“Wait. Everyone will be happy soon. I won’t wait around for that. Believe me, it will bore us stupid. I want happiness now, on my terms.”
‘L’Argent’, the last film directed by Robert Bresson in 1983, is as elegant and deceptively simple as his 1960s movies. Thematically its closest relation is ‘Pickpocket’: in ‘L’Argent’ we follow a forged banknote as it changes hands and leads to a cycle of increasingly violent crimes. Bresson directs with a light touch, the events are episodic and depicted without hyperbole and without telling us how to feel. The acting is distanced and unemotional but made all the more powerful for that. You constantly get the feeling you’re being kept away from events, for example during a bank robbery, Bresson refuses to show salacious or thrilling details of the moment, instead focussing on the getaway car. Or when the final, brutal murder occurs, we are only allowed to see snippets before we follow the killer, Yvon, as he confesses to the police. Even then, the camera retreats before he is arrested. Watching a Bresson movie is a strange experience. By rights, the distancing should be alienating, but instead it draws you in. There is something compelling in the desire to see more and the reactionary restraint that Bresson demonstrates in what he displays. It paradoxically makes his films simpler and more complex: simple on a narrative level, but more complex in the emotions they are able to tap into. This is the other extreme to Argento (the director of the last movie I saw), but the effect is no less absorbing and, if anything, more shocking.
Would I recommend it? Yes – again all of Bresson’s movies are worth watching.
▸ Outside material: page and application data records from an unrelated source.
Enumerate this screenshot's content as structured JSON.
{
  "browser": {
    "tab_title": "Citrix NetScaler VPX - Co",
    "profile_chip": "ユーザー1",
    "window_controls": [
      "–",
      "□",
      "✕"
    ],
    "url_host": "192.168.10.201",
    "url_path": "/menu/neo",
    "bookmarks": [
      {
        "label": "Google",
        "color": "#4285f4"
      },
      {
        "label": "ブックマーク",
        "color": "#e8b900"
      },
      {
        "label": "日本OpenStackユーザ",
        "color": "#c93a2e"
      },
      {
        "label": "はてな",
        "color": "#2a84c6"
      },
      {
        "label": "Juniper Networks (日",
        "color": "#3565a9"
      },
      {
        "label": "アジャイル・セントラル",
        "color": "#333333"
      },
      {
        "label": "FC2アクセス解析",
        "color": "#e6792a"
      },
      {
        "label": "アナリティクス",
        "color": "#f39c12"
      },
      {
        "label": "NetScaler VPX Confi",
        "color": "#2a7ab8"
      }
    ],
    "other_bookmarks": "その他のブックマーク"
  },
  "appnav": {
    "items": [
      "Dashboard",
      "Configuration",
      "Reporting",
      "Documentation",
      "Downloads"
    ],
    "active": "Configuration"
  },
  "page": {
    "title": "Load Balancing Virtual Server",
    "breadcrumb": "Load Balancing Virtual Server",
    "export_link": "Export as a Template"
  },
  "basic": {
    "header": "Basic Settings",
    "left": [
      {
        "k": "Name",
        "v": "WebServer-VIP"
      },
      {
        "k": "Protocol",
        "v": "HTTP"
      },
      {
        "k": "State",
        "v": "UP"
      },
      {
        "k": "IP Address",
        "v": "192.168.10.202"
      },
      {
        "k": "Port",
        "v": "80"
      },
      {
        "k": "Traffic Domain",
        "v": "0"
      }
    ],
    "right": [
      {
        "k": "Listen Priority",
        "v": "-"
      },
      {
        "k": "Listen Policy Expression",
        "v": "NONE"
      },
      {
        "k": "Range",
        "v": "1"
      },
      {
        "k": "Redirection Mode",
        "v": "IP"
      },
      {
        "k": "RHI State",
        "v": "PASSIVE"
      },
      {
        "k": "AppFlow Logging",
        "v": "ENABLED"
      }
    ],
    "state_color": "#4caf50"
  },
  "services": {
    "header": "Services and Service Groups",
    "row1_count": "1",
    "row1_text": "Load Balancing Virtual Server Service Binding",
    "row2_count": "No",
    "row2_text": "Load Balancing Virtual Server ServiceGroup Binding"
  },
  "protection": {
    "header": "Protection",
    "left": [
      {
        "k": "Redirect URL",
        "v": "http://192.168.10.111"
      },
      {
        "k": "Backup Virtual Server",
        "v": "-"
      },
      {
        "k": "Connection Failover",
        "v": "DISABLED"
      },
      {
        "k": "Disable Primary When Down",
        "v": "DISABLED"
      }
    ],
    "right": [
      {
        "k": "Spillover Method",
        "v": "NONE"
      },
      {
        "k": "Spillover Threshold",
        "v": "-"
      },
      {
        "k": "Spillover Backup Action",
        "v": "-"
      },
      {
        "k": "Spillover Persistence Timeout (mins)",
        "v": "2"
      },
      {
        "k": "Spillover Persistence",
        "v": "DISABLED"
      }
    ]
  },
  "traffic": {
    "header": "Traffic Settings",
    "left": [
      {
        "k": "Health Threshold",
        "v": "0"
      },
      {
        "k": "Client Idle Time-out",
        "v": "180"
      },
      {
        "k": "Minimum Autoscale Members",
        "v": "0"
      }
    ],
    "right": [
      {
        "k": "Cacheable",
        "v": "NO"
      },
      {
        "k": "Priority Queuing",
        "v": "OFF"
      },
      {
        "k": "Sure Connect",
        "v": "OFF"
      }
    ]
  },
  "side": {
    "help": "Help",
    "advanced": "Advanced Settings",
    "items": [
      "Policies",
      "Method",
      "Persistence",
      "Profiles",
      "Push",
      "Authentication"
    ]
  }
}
I’d also recommend watching it in a contrasting double bill with ‘Profondo Rosso’ for a laugh.